The Society of Composers, Authors and Music Publishers of Canada (SOCAN) saw collections rebound 6.4% to 416 million Canadian dollars ($325.5 million) from the prior year’s total of 391 million Canadian dollars ($305.9 million), despite the pandemic’s lingering economic impact in 2021.
The SOCAN revenue collection total breaks out to $310 million Canadian ($242.55 million) in domestic receipts and 105 million Canadian dollars ($82.94 million) from foreign receipts. Domestically, that represents a 6.5% increase from 2020’s 291 million Canadian dollars ($227.64 million), while it’s a 6% increase over the 100 million Canadian dollars ($78.2 million) the society took in from foreign territories that year.

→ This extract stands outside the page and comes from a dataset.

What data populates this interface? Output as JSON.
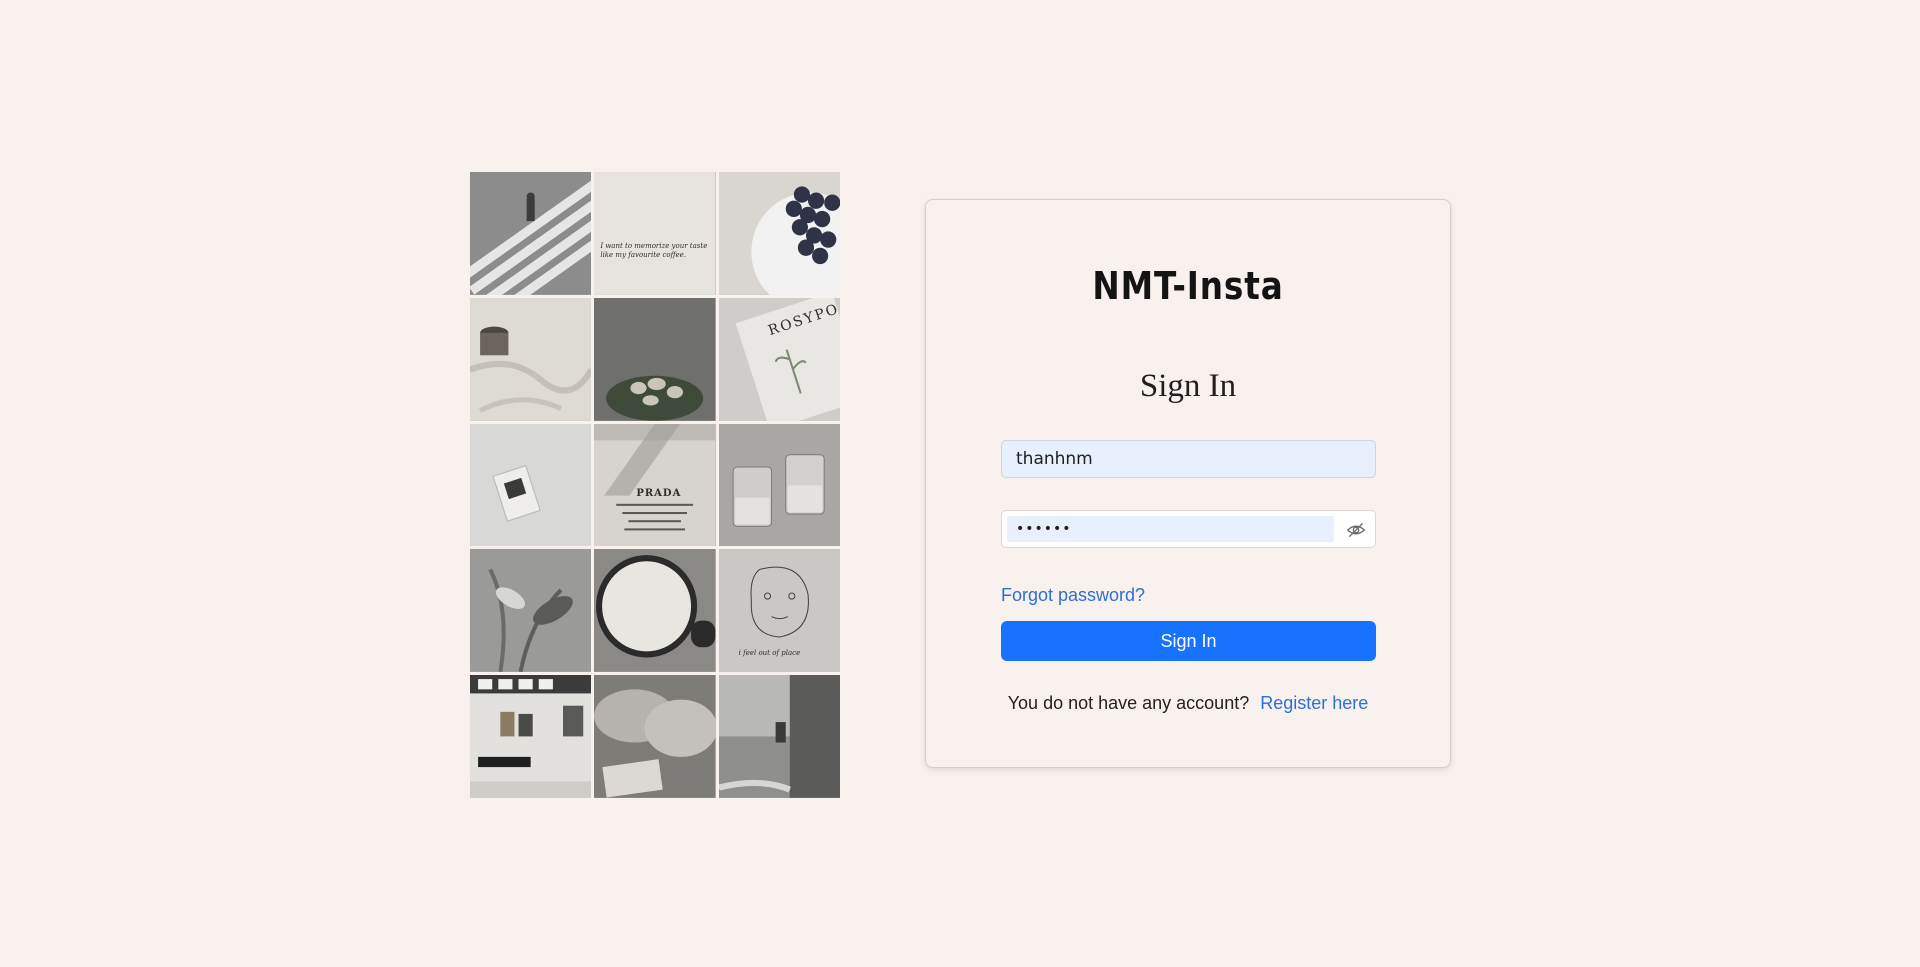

“Given the challenges of the pandemic, at the end of 2020 we prepared for a financially austere 2021,” said SOCAN CEO Jennifer Brown. “Thanks to a combination of more music being consumed in Canada and worldwide and the diligence and commitment of our nearly 280 employees working tirelessly to uncover and collect domestic and international music licenses, we were able to bring in more than ever for our nearly 180,000 members for their incredible and invaluable work.”
Although SOCAN didn’t yet reveal how much it distributed in 2021, a more complete report on the organization’s financials is expected in June. Without yet giving specifics, SOCAN noted that synchronization was up 37% in 2021 over 2020.
The organization’s overall revenue increase for 2021 was driven by a whopping 29.8% growth in digital collections to 135 million Canadian dollars ($105.63 million) from the prior year’s total of 104 million Canadian dollars ($81.4 million).
Despite that growth, the society appeared to express disappointment in payments from digital services. “Despite the continuing positive growth in digital music licensing and the popularity of online streaming services, a SOCAN writer member who earned royalties in 2021 earned an average of only $67.14 Canadian ($52.53) from domestic digital sources for the entire year,” the SOCAN financial result announcement stated.
During the year, SOCAN added another 6,000 members and now counts membership at 180,000.
Looking ahead, the organization said it’s “cautiously optimistic for 2022 for the return of in-person events and concerts as Canada and the rest of the world emerge from the two-year COVID-19 crisis.”
SOCAN also said it’s looking forward to the “prospect of the passage of the federal government’s Online Streaming Act to help safeguard the future of Canadian music all bode well for a continuation of positive results for Canada’s music creators, publishers, and visual artists.”